Tastes like strawberries with a hint of sweetness. Or better yet, remember the wonderful strawberry-flavoured milk that was the by-product of that children’s cereal, Frankenberry? Now it’s yours to have in the glass, with alcohol. Smooth and creamy in the mouth, but not as thick as a glass of strawberry milk. A delicious after-dinner drink … and frightfully good.
Moon Shadow Maple Sugar, Ontario ($10.95/200 ml)
The taste of maple sugar in liquid form. The wine passes through the mouth quickly with a short, yet luscious, finish. The smell might be a little off-putting to those who do not like Port or sherry, as it resemble their distinct qualities, but in the mouth, the wine is thick and rich, with a pure maple sugar finish.
Southbrook Framboise, Ontario ($15.95/375 ml)
Fruit wine gets absolutely no respect, but once you get a sip of this raspberry sweetie you’ll find yourself falling in love and wondering not only about drinking it, but how to incorporate it into your cooking and desserts.
Nalewka Babuni Cherry, Poland ($14.05)
This is something your parents might remember, but the way they’ll tell it, grandpa used to “make something similar” — it’s cherry through and through, and delicious at that. Look for the unique square bottle with the red knob on top.
Torres Floralis Moscato d’Oro, Spain ($16.95/500 ml)
An absolutely stunning dessert wine with flavours of spiced orange peel, cinnamon, and poached bosc pear, all balanced with great acidity. Just a lovely after-dinner sipper.
Kourtaki Mavrodaphne de Patras, Greece ($14.95)
This tawny wine has sweet prune, cherry, and raspberry notes on the nose, with dried red fruit character in the mouth — so Port-like if I poured it for you blind you’d swear it was the real thing.
Quady Essensia Orange Muscat 2010, California ($13.95/375 ml)
Orange blossom, vanilla notes, and honeyed apricots all finishing with a lovely spice.
Osbourne Pedro Ximenez 1827 Sweet Sherry, Spain ($17.95)
For those who think of sherry in the super-dry grandma’s-night-tipple kinda way, think again. This is thick and sweet, like the innards of pecan or raisin pie.

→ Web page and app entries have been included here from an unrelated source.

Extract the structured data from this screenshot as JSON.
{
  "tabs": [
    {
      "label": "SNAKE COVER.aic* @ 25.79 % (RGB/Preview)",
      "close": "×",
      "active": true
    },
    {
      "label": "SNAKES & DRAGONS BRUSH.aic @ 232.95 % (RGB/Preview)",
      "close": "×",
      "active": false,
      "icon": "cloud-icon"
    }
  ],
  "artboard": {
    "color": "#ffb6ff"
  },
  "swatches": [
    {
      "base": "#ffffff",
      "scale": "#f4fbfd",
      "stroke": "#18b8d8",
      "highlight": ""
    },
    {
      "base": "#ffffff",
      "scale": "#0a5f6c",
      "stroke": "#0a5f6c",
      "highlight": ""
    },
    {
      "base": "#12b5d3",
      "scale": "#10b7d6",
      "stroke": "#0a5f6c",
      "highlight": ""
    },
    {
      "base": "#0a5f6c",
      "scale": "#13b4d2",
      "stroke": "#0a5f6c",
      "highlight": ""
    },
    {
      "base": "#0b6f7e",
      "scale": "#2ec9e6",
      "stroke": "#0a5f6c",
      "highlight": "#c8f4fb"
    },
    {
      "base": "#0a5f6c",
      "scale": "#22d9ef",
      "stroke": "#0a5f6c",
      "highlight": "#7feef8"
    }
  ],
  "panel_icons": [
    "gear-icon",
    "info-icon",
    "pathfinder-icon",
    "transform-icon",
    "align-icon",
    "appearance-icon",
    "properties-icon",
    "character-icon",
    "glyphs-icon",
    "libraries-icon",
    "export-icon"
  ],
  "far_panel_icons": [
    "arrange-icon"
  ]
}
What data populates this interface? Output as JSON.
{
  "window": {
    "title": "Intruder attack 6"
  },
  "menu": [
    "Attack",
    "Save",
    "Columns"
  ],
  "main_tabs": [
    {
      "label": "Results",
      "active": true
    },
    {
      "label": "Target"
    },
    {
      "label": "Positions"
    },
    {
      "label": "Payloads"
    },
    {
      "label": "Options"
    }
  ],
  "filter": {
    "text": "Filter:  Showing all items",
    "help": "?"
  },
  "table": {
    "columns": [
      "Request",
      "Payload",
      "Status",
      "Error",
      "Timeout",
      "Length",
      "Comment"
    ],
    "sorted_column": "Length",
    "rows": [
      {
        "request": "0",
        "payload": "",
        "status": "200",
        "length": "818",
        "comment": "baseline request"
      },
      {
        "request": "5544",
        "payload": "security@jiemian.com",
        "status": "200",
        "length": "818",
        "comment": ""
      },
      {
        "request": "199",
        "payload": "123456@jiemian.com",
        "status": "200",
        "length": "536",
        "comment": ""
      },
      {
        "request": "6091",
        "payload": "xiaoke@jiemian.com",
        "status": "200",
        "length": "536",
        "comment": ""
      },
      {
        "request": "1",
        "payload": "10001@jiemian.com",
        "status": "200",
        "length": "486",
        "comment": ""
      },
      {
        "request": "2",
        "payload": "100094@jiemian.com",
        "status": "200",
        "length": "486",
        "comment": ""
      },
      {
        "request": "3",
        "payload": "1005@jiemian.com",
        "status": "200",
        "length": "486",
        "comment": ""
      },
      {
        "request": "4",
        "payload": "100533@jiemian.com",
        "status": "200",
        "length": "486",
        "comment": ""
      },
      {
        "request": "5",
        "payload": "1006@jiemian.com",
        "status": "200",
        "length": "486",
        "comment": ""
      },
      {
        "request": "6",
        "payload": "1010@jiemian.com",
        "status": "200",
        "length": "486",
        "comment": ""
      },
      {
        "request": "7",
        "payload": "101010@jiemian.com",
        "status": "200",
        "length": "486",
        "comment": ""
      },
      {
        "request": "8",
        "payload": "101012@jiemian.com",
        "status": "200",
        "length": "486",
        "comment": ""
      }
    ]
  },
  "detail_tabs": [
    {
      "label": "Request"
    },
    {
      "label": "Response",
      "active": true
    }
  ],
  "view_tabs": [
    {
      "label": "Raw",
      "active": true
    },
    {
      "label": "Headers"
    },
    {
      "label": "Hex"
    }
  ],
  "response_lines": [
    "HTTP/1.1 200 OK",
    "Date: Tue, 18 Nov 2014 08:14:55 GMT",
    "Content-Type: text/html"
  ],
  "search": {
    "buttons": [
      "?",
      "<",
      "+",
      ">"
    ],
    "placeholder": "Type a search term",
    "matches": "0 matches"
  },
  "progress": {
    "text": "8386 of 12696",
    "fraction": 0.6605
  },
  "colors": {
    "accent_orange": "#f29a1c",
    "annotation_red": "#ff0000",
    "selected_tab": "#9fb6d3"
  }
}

Lenz Moser Prestige Trockenbeerenauslese 2008, Austria ($19.95/375 ml)
The perfect dessert wine to get your gums a flappin’. Apricot marmalade, honeyed pears and candied apple, all with an acidity that cleans the palate for the next sip. Stunningly delicious.
Sivipa Moscatel de Setubal 2008, Portugal ($15.95)
Exotic fruit, toffee and a hint of citrus wrapped in honey, with a kick of spice on the finish. Not to be passed up, especially for the price.
Grant Burge 10 Year Old Tawny, Australia ($30.95)
Proving that not all “Port” comes from Portugal … but then again, this can’t be called Port either. The Aussies have been making sweeties for a while, and it shows with this lovely hit of dried cherries and almonds.
Lilly Pilly Estates Noble Blend, Australia
The most memorable sweetie I’ve ever tried. It has been a while since this wine has been in the Canadian market, but this fake Sauternes is worth its weight in gold. Lilly Pilly does not make this wine every year, but when the weather cooperates it’s a real blessing (especially for the consumer). Exotic flavours and tropical aromas all baked and honey-like with the right balancing acidity, this is one to watch out for.